Our first benchmark was Crystal Disk Mark. Between its Sequential and 4K Queue Depth benchmarks we can get a good idea of the drives real world performance as well as how the drive will respond to a high queue depth. Interesting enough, our sequential read speed results were good but slightly lower than the Samsung 830 that we had previously benchmarked and on par with the Kingston HyperX drive. When you introduce a high queue depth though, the Vertex 4 dominated everyone in both read and write. What else I found interesting was how far ahead the Vertex 4 was in write speed tests overall when compared to the other drives.
Next up we have IO Meter to put the Vertex 4 to the test when it comes to IOPS. IOPS stands for Input/Output Operations Per Second.
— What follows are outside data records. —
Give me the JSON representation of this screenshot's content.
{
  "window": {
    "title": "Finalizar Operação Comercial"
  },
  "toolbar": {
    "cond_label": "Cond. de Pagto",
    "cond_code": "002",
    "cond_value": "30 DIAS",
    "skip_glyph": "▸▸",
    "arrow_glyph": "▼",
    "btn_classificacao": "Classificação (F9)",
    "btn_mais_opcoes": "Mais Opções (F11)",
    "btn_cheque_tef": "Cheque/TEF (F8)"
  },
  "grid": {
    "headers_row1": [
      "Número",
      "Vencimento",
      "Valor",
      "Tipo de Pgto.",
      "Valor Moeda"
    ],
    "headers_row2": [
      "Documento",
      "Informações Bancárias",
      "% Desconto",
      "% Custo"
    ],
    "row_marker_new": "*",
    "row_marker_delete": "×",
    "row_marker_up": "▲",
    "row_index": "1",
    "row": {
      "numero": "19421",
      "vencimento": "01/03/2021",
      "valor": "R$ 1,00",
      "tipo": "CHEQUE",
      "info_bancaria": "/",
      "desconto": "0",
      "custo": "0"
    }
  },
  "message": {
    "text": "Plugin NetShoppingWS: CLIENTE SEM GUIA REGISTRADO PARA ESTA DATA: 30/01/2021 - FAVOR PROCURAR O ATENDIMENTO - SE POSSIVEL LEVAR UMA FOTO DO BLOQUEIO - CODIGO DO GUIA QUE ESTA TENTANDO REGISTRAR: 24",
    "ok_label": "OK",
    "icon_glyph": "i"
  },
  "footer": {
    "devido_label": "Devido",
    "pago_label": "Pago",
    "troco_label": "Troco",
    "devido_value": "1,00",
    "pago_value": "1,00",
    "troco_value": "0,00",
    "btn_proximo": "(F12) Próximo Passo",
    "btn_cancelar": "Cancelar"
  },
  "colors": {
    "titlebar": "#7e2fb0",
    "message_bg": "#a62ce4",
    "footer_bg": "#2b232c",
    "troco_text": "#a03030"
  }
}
We have our IO Meter configured to run Random files, meaning non sequential, at a file size of 4K and a queue depth of 30. This is similar to the queue depth test on Crystal Disk Mark. As you can see from the graph below the Vertex 4 dominated all of the competition tested in IOPS. This means it’s going to be quick and responsive in everyday use, not just capable of high transfer speeds when doing large file transfers. In my opinion, IOPS is the single most important benchmark you can run on an SSD because it most closely represents the results you would see day to day.
Our last two benchmarks are other freely available programs that allow you to test your drive in very specific conditions that you may run into while using it day to day. Much like IO Meter, these will show a better representation of what to expect when using the drive.
Starting with AS-SSD, we run its three file copy benchmarks. The three tests use a normal program file, game file, and then ISO file transfer as benchmarks on how quick the drive will be during those everyday tasks. As you can see the Vertex 4 outperformed both the Corsair and Kingston drives. Interesting enough, the Samsung 830 popped up here and took the performance crown.
In Passmark we are running very similar tests to IO Meter, but this time around each test represents a blend of random and sequential files and files sizes themselves that best represent what you would see in workstation, web server, file server, and database applications. These are all business focused tests, but the workstation benchmark most closely represents what you would expect from a home PC as well.
The Corsairs results were a little weak, most likely do to its smaller capacity. But The Vertex 4 and Kingston drives went head to head both in the Web Server and File Server benchmarks. The Workstation benchmark had the Kingston drive ahead, but the Vertex 4 made up for it by almost doubling the Database performance. This is similar to what we saw before, the Vertex 4 performs well with the small file size and high queue depth that a database would have.